Johnny Winter, Step Back (Megaforce/Southbound): When Johnny Winter died back in July there was an understandable outpouring of tributes to the whitest man in blues. This album of covers was completed a few months previous and guests include admirers like Ben Harper, Eric Clapton, Billy Gibbons, Paul Nelson, Joe Bonamassa, Brian Setzer, Dr John and others. So something of a celebrity collision who don't sound as if they are stretching themselves but just enjoying the moment. But at the centre always is Winter who was still capable of playing up a storm (Long Tall Sally) even if the musical settings are almost wearily familiar. A highpoint is his ragged solo acoustic version of Son House's Death Letter where his ravaged vocal is matched by his period-style Delta playing.

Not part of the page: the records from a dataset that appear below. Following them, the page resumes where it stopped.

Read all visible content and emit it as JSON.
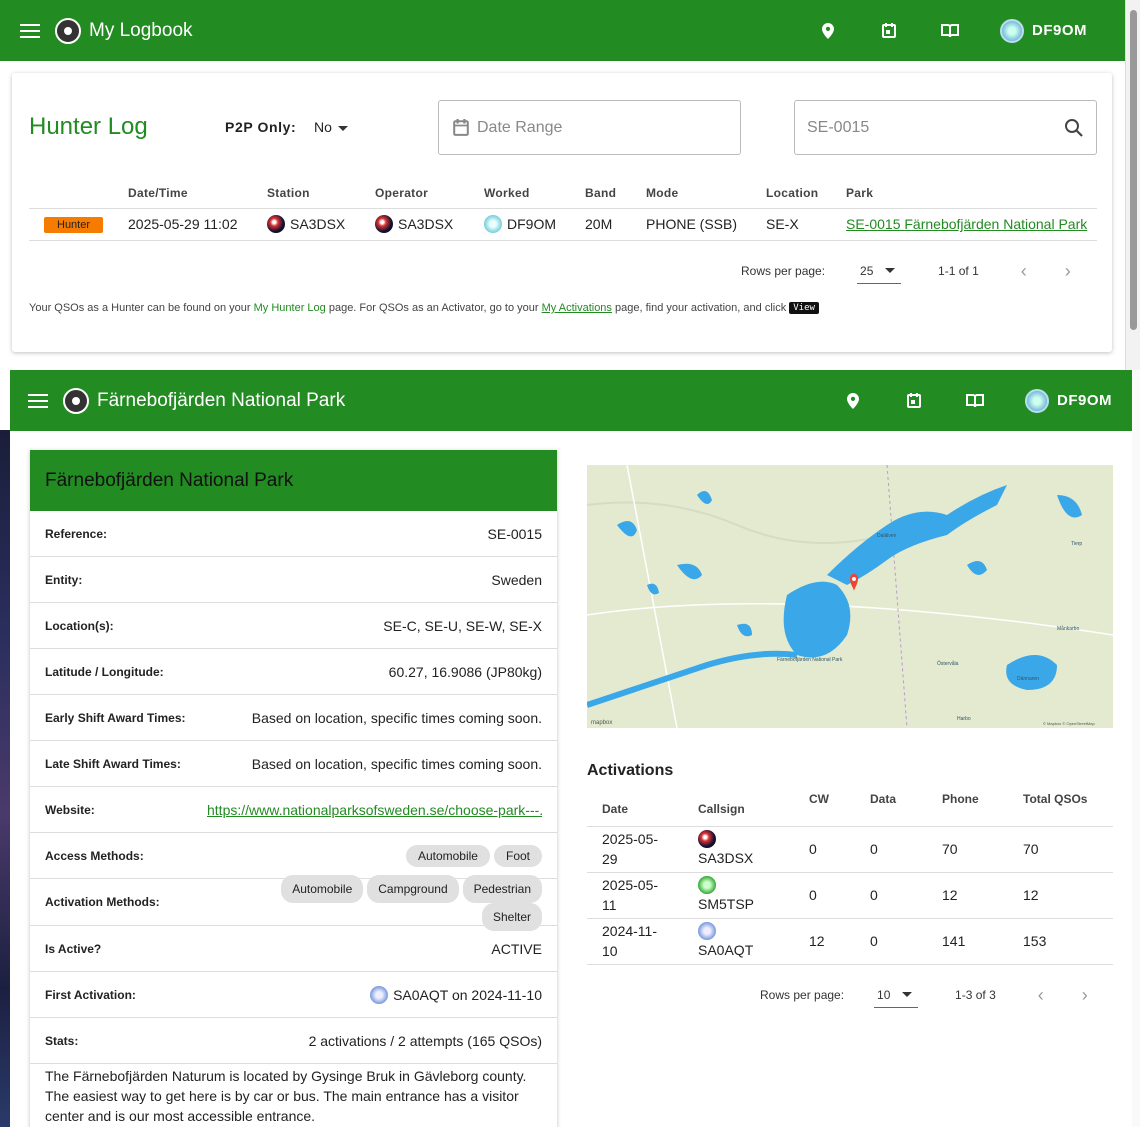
{
  "appbar1": {
    "title": "My Logbook",
    "callsign": "DF9OM"
  },
  "hunter": {
    "title": "Hunter Log",
    "p2p_label": "P2P Only:",
    "p2p_value": "No",
    "date_placeholder": "Date Range",
    "search_value": "SE-0015",
    "columns": [
      "Date/Time",
      "Station",
      "Operator",
      "Worked",
      "Band",
      "Mode",
      "Location",
      "Park"
    ],
    "rows": [
      {
        "badge": "Hunter",
        "datetime": "2025-05-29 11:02",
        "station": "SA3DSX",
        "operator": "SA3DSX",
        "worked": "DF9OM",
        "band": "20M",
        "mode": "PHONE (SSB)",
        "location": "SE-X",
        "park": "SE-0015 Färnebofjärden National Park"
      }
    ],
    "rows_per_page_label": "Rows per page:",
    "rows_per_page": "25",
    "range": "1-1 of 1",
    "note": {
      "t1": "Your QSOs as a Hunter can be found on your ",
      "link1": "My Hunter Log",
      "t2": " page. For QSOs as an Activator, go to your ",
      "link2": "My Activations",
      "t3": " page, find your activation, and click ",
      "btn": "View"
    }
  },
  "appbar2": {
    "title": "Färnebofjärden National Park",
    "callsign": "DF9OM"
  },
  "park": {
    "title": "Färnebofjärden National Park",
    "reference_label": "Reference:",
    "reference": "SE-0015",
    "entity_label": "Entity:",
    "entity": "Sweden",
    "locations_label": "Location(s):",
    "locations": "SE-C, SE-U, SE-W, SE-X",
    "latlon_label": "Latitude / Longitude:",
    "latlon": "60.27, 16.9086 (JP80kg)",
    "early_label": "Early Shift Award Times:",
    "early": "Based on location, specific times coming soon.",
    "late_label": "Late Shift Award Times:",
    "late": "Based on location, specific times coming soon.",
    "website_label": "Website:",
    "website": "https://www.nationalparksofsweden.se/choose-park---...",
    "access_label": "Access Methods:",
    "access": [
      "Automobile",
      "Foot"
    ],
    "activation_label": "Activation Methods:",
    "activation": [
      "Automobile",
      "Campground",
      "Pedestrian",
      "Shelter"
    ],
    "active_label": "Is Active?",
    "active": "ACTIVE",
    "first_label": "First Activation:",
    "first": "SA0AQT on 2024-11-10",
    "stats_label": "Stats:",
    "stats": "2 activations / 2 attempts (165 QSOs)",
    "description": "The Färnebofjärden Naturum is located by Gysinge Bruk in Gävleborg county. The easiest way to get here is by car or bus. The main entrance has a visitor center and is our most accessible entrance."
  },
  "map": {
    "labels": [
      "Dalälven",
      "Färnebofjärden National Park",
      "Östervåla",
      "Dännaren",
      "Harbo",
      "Månkarbo",
      "Tierp"
    ],
    "attribution": "© Mapbox © OpenStreetMap",
    "logo": "mapbox"
  },
  "activations": {
    "title": "Activations",
    "columns": [
      "Date",
      "Callsign",
      "CW",
      "Data",
      "Phone",
      "Total QSOs"
    ],
    "rows": [
      {
        "date": "2025-05-29",
        "callsign": "SA3DSX",
        "cw": "0",
        "data": "0",
        "phone": "70",
        "total": "70",
        "flag": "se"
      },
      {
        "date": "2025-05-11",
        "callsign": "SM5TSP",
        "cw": "0",
        "data": "0",
        "phone": "12",
        "total": "12",
        "flag": "sm"
      },
      {
        "date": "2024-11-10",
        "callsign": "SA0AQT",
        "cw": "12",
        "data": "0",
        "phone": "141",
        "total": "153",
        "flag": "aq"
      }
    ],
    "rows_per_page_label": "Rows per page:",
    "rows_per_page": "10",
    "range": "1-3 of 3"
  },
  "icons": [
    "menu-icon",
    "logo-icon",
    "map-pin-icon",
    "calendar-icon",
    "book-icon",
    "avatar-icon",
    "search-icon",
    "chevron-left-icon",
    "chevron-right-icon"
  ]
}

Ace Frehley, Space Invader (Shock): One of the oddest tribute albums is Spaceways: A Salute to Ace Frehley, the guitarist in Kiss whose style I never took to be so distinctive it required Dimebag Darryl, Sebastian Bach, Gilby Clarke and others to line up in honour. That said, one of the better and most honest rock autobiographies is by Frehley so we come to this bristling widescreen solo album well disposed, and when he nails down massive power-pop like I Wanna Hold You (which stops just short of "we go wild, we go crazy") or just mines those chord progressions that seem alarmingly familiar you just gotta smile in appreciation. The theme of space travel in places is laboured (Toys is better when he just wants to go to Vegas, shoot craps and stay up late) but it leads to a dreadful cover of Steve Miller's The Joker and the seven minute concept instrumental Starship at the end. Enjoyably bad. Play at 11.

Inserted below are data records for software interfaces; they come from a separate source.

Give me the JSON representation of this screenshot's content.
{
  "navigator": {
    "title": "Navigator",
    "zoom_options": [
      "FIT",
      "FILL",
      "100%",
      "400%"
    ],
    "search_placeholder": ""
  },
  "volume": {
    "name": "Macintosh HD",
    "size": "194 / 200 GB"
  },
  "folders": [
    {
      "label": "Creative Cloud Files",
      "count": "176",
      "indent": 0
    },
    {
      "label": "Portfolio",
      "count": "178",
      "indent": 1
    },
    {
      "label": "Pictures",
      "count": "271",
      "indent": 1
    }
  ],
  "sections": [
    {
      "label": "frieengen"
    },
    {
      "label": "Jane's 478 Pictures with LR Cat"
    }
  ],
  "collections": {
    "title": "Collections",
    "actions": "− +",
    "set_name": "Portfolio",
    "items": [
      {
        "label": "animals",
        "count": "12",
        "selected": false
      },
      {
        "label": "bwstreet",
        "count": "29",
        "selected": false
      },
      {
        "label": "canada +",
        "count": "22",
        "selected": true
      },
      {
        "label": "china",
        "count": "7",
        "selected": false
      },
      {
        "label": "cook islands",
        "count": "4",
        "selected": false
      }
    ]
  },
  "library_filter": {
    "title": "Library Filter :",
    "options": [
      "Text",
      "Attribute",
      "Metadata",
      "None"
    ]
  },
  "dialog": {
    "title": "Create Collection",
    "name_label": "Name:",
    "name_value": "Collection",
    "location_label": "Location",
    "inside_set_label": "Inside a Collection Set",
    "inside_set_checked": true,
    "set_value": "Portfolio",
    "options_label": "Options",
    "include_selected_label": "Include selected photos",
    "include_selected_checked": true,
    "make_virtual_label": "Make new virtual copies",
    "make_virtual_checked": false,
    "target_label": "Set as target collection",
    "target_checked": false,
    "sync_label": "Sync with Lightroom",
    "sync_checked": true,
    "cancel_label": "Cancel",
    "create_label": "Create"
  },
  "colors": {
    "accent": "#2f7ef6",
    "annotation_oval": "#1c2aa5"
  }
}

Slash, World on Fire (Sony): Billed as Slash featuring Myles Kennedy and the Conspirators (ie the singer and rhythm section), this ludicrously overlong album (17 songs, 78 minutes) sets a breathless pace from the opening title track through industrial-strength power ballads, guitar pyrotechnics and the desperate spirit of Eighties LA being channeled into what sounds like an attempt to set a land-speed record. It takes itself very seriously (and in a few places Kennedy coming on like Guns N' Roses or a more angry Bon Jovi it need be said). "The sky is calling, the wind is at my shoulders" is a typical lyric, but the anti-ivory poaching song Beneath the Savage Sun is well intentioned if a little lost in this context. Not many songs these days take an elephant's viewpoint, to be sure.